Adding Some Life

The previous installment in the Building FitNet series explained how to connect a view-model with a view, using a modular and extensible architecture. In this episode, I explain how interactivity can be added to the user interface.

The simplest interactive UI control is a button. You click on it, and it executes some action. Buttons in Windows Forms worked the same way. But WPF takes the button and turns the knob up to 11. Buttons in WPF can take on literally any appearance that you can dream of. Building the user interface using XAML is already so much better than using the Designer or literal code statements. Features such as data binding are added bonus and allow for more dynamism in the user interface. You can bind the appearance of a Button instance to a view-model that reacts to the state of the application and literally make things dance.

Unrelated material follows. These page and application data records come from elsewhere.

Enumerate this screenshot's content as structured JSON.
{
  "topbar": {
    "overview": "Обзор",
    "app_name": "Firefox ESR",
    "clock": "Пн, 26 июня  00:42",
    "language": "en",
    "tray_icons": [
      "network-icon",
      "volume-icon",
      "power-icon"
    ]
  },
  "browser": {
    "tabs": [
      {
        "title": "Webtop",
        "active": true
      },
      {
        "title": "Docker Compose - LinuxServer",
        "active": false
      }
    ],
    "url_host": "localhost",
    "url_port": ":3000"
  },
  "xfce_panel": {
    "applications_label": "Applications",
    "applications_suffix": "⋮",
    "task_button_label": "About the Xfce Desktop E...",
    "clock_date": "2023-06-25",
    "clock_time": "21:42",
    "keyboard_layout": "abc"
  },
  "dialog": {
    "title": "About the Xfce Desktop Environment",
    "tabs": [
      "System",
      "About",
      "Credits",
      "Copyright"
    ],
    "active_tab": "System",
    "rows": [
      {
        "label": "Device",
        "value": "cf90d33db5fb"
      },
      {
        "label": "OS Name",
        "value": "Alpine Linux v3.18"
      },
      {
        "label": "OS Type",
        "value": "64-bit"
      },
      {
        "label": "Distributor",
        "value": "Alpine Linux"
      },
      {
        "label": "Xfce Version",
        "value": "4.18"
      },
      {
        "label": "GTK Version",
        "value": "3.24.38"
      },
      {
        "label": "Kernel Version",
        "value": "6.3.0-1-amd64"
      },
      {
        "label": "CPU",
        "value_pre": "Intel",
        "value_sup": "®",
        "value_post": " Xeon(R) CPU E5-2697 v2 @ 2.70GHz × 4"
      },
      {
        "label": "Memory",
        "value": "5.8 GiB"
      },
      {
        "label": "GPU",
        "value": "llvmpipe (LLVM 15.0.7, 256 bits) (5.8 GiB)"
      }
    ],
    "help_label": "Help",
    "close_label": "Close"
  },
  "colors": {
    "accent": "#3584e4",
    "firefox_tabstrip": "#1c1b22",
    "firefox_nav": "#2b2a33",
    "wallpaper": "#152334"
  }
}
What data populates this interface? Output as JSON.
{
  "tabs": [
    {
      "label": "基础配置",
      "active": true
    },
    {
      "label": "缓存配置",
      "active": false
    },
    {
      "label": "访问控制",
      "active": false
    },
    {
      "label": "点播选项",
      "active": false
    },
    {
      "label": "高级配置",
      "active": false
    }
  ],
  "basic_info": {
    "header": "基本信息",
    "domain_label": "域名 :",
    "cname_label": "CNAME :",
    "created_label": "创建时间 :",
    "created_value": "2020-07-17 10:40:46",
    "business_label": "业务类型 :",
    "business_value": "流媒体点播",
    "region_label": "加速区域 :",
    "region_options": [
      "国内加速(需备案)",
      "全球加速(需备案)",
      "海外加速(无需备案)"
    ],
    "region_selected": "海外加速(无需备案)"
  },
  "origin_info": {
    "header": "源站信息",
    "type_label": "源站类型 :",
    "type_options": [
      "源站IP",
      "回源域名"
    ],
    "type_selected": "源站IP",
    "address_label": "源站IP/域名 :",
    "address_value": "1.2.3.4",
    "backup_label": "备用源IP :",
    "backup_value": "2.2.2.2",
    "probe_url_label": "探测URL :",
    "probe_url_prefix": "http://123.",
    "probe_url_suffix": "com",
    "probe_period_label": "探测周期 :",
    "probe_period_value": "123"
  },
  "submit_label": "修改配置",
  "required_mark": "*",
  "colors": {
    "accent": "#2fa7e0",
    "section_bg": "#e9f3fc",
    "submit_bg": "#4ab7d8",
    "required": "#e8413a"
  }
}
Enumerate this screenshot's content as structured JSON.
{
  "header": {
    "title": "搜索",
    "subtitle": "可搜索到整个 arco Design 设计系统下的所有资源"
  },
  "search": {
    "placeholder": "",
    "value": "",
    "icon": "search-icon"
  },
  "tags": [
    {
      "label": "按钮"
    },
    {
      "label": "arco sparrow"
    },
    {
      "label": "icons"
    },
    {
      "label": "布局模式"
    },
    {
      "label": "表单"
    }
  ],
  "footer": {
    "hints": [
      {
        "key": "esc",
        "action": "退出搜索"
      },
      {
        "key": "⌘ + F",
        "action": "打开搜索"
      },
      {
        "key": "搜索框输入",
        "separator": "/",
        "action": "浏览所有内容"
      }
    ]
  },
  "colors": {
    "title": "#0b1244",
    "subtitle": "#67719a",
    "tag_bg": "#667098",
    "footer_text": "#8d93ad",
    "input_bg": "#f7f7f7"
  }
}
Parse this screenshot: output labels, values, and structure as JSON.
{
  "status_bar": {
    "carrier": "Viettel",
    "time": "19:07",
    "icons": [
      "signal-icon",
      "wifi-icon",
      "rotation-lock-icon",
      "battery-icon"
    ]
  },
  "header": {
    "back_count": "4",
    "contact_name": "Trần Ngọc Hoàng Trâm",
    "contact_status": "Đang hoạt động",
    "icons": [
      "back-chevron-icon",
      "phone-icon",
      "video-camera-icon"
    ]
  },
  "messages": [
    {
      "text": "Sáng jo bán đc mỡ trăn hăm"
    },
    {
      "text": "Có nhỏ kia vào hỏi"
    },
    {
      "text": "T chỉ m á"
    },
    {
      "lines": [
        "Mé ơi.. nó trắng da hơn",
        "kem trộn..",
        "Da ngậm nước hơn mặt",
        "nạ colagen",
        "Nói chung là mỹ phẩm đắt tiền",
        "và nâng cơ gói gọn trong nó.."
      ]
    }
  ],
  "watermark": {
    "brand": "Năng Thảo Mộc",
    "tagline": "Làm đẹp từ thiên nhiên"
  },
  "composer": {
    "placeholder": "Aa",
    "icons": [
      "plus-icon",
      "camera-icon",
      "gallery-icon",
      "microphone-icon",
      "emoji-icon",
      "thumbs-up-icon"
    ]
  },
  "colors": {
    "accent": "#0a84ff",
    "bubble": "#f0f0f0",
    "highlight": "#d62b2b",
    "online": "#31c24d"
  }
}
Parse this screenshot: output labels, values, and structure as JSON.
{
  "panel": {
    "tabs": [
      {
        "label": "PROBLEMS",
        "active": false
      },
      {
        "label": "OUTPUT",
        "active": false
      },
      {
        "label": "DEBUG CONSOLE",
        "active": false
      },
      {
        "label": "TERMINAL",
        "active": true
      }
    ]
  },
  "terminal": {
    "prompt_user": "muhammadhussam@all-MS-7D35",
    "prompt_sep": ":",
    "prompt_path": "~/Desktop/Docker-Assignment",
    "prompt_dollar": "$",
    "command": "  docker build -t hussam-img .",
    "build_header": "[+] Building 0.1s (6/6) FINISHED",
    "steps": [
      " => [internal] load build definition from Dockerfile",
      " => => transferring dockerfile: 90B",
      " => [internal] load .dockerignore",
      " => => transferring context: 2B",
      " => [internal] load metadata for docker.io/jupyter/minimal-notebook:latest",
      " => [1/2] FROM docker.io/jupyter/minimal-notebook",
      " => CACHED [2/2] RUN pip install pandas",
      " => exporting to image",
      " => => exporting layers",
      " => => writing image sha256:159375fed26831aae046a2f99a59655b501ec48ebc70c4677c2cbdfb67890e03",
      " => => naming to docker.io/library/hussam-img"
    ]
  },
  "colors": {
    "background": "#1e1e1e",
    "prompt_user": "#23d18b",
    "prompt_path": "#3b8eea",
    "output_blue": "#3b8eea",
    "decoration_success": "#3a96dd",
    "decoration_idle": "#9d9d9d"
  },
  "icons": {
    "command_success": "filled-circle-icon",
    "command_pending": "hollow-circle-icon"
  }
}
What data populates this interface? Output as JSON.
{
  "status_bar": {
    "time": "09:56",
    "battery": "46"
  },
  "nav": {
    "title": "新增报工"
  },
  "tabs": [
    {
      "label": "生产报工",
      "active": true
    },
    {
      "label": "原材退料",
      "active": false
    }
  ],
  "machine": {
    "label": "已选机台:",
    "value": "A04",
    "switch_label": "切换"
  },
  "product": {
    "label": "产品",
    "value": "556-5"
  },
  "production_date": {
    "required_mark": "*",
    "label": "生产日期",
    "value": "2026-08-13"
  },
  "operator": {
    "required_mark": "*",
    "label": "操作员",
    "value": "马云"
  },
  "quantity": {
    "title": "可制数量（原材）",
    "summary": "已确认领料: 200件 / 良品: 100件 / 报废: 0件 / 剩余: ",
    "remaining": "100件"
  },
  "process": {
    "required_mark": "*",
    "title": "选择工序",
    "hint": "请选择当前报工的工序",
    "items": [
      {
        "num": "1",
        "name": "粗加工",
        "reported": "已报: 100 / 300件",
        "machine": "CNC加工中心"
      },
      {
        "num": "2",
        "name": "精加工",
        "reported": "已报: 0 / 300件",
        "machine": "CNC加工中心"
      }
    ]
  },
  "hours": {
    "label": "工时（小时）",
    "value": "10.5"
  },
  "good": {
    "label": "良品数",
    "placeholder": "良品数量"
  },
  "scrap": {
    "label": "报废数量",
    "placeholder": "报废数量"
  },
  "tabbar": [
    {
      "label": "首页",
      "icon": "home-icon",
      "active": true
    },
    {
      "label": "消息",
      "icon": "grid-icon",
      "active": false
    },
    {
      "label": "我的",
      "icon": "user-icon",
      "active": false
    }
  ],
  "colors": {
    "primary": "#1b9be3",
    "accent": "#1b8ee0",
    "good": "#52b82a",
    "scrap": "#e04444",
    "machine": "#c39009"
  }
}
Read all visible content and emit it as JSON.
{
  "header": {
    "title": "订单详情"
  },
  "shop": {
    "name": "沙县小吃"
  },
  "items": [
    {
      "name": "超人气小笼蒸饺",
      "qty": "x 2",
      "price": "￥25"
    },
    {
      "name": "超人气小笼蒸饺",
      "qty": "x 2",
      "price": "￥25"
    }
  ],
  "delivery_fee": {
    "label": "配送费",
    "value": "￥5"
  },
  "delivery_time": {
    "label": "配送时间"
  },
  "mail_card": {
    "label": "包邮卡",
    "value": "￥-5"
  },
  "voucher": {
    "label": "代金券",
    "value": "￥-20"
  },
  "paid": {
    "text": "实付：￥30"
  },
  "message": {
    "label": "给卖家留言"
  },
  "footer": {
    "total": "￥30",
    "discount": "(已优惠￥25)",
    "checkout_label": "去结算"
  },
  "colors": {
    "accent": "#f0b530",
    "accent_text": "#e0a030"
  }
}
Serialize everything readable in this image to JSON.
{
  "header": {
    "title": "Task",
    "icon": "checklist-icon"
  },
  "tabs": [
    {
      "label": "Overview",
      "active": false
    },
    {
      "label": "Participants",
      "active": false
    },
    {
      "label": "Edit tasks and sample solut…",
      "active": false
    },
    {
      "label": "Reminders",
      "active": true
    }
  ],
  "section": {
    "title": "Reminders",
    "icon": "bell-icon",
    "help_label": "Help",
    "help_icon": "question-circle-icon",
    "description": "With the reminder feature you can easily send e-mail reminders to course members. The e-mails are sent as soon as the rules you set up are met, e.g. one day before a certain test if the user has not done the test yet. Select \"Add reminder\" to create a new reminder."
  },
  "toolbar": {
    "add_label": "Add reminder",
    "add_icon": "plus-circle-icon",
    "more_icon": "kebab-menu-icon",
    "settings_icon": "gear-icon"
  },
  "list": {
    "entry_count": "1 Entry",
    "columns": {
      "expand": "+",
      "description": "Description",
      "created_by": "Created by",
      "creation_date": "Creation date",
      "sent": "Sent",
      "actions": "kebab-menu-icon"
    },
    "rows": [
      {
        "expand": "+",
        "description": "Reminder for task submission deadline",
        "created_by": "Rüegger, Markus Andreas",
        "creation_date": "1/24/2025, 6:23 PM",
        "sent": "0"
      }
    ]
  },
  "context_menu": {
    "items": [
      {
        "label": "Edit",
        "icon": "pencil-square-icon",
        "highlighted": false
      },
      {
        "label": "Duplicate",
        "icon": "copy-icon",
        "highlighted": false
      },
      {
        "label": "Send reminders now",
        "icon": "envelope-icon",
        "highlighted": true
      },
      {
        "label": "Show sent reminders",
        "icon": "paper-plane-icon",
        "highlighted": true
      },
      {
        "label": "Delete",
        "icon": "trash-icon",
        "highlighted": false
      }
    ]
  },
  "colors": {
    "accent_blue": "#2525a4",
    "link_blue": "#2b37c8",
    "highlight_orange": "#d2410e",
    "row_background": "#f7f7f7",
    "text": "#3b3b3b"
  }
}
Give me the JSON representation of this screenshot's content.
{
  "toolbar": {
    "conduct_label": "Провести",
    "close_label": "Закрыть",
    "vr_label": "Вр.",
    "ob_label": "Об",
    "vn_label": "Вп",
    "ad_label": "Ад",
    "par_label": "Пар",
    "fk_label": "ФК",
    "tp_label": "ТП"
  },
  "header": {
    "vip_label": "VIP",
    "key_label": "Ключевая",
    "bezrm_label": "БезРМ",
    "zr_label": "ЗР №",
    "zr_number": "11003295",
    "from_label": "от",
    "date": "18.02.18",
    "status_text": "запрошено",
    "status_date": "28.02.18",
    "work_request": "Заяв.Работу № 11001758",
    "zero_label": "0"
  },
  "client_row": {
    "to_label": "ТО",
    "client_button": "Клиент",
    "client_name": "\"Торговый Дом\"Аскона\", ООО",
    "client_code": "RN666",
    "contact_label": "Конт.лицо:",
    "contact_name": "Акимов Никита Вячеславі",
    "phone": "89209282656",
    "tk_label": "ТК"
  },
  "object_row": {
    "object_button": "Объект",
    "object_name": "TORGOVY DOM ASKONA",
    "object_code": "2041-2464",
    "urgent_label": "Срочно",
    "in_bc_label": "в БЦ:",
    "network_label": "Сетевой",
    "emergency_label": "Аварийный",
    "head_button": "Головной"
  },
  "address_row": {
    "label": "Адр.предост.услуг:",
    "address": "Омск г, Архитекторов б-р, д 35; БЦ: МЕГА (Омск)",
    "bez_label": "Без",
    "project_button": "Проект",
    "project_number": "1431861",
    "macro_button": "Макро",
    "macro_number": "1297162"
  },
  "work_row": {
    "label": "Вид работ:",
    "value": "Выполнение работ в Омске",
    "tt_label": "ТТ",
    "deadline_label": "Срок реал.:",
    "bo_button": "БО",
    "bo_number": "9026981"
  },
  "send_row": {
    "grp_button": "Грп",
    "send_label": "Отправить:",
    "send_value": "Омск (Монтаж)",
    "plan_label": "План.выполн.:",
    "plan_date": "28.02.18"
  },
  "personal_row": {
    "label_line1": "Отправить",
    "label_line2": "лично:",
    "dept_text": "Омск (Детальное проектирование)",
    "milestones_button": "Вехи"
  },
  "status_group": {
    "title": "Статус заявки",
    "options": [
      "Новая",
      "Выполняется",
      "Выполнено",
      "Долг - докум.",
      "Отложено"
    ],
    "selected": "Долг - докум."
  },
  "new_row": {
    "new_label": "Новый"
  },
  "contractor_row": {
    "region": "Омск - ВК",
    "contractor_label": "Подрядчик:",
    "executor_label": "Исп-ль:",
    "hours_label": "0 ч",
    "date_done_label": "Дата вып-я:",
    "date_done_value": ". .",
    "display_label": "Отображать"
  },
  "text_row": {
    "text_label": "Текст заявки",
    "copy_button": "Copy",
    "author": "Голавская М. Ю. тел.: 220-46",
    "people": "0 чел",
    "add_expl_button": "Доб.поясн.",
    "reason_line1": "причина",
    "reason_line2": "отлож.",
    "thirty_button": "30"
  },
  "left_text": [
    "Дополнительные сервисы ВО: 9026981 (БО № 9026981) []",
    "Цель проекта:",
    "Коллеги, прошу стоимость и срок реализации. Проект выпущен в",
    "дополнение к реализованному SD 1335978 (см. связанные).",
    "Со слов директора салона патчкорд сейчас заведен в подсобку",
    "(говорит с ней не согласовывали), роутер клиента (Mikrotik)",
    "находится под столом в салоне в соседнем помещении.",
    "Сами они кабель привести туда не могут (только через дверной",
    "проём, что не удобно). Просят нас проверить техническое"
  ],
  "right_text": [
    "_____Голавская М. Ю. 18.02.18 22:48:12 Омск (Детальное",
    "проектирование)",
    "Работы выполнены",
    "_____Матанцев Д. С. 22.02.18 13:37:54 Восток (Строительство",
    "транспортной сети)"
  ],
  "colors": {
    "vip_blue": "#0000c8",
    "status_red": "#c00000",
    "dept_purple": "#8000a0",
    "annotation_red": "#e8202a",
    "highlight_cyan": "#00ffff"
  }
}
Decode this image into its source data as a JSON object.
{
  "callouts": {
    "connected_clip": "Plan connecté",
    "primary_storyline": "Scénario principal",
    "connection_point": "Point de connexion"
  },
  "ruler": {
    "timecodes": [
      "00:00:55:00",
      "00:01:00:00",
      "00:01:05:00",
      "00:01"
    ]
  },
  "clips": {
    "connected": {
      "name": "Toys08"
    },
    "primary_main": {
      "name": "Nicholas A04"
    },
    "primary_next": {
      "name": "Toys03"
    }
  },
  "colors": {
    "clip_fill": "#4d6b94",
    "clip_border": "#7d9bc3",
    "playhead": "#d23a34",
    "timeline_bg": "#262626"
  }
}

The change in architecture also extends to the use of the event handlers. The built-in System.Windows.Controls.Button class has a property called Command, which can be bound to the view-model of the instance. The Command property is of type System.Windows.Input.ICommand. Any class that implements this interface can be attached to this property.

This sounds a bit counterintuitive at first. Why have a special type, when a simple function can suffice?

And the answer is separation of concerns. A command decouples the object that invokes the command from the object that executes the command.

The ICommand interface also provides additional properties that make it easy to control the state of the button with a bit of additional code.

public class RelayCommand : ICommand
{
    public RelayCommand(Action execute, Func<bool> canExecute)
    {
        …
        _execute = execute;
        _canExecute = canExecute;
    }

    event EventHandler ICommand.CanExecuteChanged
    {
        // Event dispatched event when the state of the CanExecute property changes
        …
    }

    bool ICommand.CanExecute(object parameter)
     {
         return null == _canExecute ? true : _canExecute();
     }

    void ICommand.Execute(object parameter)
     {
         _execute();
     }
}

The Command property of the button is assigned an instance of RelayCommand. This class constructor takes two parameters – an Action delegate called execute and a Func<bool> delegate called canExecute. The Action is called when the command is to be executed, whereas the Func<bool> determines if the command can be executed at all or not.

This is useful for performing runtime checks on the validity of input. The CanExecute delegate is triggered automatically by the framework periodically, which keeps the state of the button updated at all times.

The Command object should be made available through the view-model so that the button can be bound to it.

public class CalculatorViewModel
{
    public CalculatorViewModel()
    {
        TryCalculateCommand = new RelayCommand(TryCalcuate, CanTryCalculate);
    }

    public ICommand TryCalculateCommand
     {
         get;
         private set;
     }

    private void TryCalcuate()
    {
    }

    private bool CanTryCalculate()
     {
         // Validate the input fields and return a boolean
     }
}

That’s it! All that’s left is to bind the Command property of the Button instance to the TryCalculateCommand property in the view-model.

<Button Content="Calculate" Command="{Binding TryCalculateCommand}"/>

Collectively, these minor improvements in paradigm make WPF a much nicer framework to use over its predecessors.